▶ [Assigned task] For the records below, report how many lines include "zoom", with no accompanying text.

-- Entries supplied follows --

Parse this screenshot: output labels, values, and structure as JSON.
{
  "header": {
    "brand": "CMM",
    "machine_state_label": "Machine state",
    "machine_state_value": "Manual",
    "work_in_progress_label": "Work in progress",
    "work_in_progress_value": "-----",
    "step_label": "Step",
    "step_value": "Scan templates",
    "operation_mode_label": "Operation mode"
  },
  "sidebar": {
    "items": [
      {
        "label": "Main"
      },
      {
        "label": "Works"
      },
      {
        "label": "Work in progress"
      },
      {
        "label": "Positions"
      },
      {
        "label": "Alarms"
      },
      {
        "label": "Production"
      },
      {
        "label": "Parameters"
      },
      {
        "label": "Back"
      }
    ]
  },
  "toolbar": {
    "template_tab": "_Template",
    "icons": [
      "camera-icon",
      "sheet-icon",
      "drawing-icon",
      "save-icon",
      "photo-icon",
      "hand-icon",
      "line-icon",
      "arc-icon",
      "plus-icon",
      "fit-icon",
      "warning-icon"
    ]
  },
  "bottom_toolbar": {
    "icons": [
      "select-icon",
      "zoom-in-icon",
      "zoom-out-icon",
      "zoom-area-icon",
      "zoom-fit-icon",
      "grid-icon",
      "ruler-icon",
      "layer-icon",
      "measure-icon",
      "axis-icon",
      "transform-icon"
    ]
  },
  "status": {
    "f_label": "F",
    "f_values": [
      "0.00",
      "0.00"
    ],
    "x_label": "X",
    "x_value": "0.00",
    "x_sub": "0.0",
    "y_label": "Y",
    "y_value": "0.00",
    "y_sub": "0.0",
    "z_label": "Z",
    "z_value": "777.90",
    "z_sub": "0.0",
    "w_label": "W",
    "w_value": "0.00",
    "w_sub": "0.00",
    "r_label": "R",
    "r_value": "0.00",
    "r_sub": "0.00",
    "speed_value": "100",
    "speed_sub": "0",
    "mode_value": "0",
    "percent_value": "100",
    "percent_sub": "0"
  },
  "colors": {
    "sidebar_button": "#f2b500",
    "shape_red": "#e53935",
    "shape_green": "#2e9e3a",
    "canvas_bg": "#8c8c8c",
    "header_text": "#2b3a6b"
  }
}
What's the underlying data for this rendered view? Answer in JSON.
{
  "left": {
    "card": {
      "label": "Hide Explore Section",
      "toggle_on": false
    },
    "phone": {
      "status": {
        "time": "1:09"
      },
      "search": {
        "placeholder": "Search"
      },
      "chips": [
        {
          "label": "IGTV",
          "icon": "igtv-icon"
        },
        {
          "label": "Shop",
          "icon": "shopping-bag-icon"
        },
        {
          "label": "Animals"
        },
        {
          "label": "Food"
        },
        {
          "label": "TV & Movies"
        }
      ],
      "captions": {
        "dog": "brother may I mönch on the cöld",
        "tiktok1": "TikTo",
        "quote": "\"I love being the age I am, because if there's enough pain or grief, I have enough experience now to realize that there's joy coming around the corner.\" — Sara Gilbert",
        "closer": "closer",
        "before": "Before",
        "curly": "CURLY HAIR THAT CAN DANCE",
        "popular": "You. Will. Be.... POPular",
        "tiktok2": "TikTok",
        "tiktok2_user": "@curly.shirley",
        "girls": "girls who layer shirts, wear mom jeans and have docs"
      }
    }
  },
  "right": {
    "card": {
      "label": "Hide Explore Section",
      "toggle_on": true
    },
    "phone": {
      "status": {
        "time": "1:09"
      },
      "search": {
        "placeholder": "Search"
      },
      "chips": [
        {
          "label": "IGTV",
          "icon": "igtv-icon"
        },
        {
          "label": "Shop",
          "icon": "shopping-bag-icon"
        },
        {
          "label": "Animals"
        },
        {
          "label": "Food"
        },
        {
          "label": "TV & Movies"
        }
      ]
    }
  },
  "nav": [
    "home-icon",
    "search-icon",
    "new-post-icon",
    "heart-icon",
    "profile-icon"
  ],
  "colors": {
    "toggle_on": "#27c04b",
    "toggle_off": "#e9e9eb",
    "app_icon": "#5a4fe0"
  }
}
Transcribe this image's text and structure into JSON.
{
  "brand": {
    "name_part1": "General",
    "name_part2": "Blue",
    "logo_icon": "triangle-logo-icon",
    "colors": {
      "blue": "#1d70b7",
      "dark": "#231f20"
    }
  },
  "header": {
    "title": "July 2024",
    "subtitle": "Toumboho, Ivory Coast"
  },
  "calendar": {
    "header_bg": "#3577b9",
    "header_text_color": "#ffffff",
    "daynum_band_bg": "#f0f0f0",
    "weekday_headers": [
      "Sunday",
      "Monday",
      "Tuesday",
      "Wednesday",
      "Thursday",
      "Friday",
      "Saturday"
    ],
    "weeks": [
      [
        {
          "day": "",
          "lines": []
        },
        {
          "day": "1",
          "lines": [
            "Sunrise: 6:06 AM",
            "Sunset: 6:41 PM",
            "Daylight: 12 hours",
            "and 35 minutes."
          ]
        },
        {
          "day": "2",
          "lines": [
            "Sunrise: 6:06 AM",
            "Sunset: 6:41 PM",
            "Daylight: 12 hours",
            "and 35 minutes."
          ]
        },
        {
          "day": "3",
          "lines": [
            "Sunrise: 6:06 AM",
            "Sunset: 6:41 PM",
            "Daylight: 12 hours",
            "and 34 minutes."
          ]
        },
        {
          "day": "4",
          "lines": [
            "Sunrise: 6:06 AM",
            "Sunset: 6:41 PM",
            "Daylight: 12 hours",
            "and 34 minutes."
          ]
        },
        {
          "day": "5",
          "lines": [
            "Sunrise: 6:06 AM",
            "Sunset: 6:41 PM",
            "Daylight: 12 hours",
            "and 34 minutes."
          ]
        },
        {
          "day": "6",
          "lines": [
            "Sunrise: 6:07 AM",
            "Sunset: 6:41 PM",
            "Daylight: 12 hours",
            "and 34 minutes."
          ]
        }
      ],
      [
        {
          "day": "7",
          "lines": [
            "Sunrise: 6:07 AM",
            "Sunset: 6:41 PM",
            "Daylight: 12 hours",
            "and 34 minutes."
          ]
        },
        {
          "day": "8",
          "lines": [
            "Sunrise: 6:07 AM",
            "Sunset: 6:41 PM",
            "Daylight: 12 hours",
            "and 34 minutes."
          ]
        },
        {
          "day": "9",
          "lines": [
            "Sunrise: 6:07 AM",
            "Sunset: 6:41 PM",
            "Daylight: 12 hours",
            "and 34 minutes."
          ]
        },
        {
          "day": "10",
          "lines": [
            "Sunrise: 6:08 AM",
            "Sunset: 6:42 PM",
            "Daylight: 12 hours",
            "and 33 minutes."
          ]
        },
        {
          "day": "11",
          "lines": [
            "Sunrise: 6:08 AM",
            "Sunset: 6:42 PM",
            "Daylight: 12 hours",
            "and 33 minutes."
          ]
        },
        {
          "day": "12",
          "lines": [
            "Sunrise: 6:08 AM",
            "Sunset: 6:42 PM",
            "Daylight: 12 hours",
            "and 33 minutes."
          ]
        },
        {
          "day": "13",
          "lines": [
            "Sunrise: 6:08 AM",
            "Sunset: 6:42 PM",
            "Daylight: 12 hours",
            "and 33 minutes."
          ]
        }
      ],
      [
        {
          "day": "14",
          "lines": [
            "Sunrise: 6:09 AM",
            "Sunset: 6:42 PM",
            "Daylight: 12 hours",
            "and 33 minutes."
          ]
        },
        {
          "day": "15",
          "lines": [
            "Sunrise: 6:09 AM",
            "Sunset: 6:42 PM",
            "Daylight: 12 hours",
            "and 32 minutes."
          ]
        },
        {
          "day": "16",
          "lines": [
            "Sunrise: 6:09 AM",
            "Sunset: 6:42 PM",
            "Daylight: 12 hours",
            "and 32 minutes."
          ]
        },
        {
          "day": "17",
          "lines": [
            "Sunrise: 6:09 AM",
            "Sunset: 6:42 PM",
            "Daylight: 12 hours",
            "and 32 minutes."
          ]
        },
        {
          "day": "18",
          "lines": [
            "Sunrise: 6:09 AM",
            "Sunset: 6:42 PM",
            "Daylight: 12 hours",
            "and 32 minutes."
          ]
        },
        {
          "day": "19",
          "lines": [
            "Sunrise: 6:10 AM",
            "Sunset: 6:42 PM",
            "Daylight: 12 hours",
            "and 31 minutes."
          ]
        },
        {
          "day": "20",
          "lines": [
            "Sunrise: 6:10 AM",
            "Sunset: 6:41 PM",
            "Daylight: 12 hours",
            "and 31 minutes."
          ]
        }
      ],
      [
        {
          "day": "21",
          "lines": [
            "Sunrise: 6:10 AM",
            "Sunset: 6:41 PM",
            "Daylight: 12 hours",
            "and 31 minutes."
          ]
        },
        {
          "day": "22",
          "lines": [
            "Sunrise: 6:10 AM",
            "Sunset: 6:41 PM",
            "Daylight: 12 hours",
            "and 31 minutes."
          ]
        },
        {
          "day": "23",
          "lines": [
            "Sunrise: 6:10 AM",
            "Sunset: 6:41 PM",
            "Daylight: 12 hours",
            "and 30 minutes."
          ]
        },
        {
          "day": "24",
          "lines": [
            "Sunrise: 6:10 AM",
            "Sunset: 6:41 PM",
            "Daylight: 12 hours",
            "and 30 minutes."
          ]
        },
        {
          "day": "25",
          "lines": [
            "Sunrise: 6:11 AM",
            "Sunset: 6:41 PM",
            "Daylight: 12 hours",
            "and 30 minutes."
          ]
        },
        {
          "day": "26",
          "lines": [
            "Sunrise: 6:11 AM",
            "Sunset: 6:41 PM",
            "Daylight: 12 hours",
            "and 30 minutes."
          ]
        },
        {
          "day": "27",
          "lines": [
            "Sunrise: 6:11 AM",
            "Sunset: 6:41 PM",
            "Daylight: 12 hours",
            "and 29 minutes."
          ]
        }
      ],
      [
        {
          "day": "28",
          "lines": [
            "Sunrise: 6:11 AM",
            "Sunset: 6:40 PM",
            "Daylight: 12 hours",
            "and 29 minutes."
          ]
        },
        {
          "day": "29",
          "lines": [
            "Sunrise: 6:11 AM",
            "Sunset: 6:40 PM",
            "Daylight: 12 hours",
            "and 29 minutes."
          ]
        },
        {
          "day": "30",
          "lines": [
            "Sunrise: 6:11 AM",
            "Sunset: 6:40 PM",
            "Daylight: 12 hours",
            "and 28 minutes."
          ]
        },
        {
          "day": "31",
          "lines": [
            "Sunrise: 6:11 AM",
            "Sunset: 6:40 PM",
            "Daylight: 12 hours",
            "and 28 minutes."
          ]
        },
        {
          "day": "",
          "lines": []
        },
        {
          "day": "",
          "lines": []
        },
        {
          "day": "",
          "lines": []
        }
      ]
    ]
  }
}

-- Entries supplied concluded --

▶ [Exercise response] 4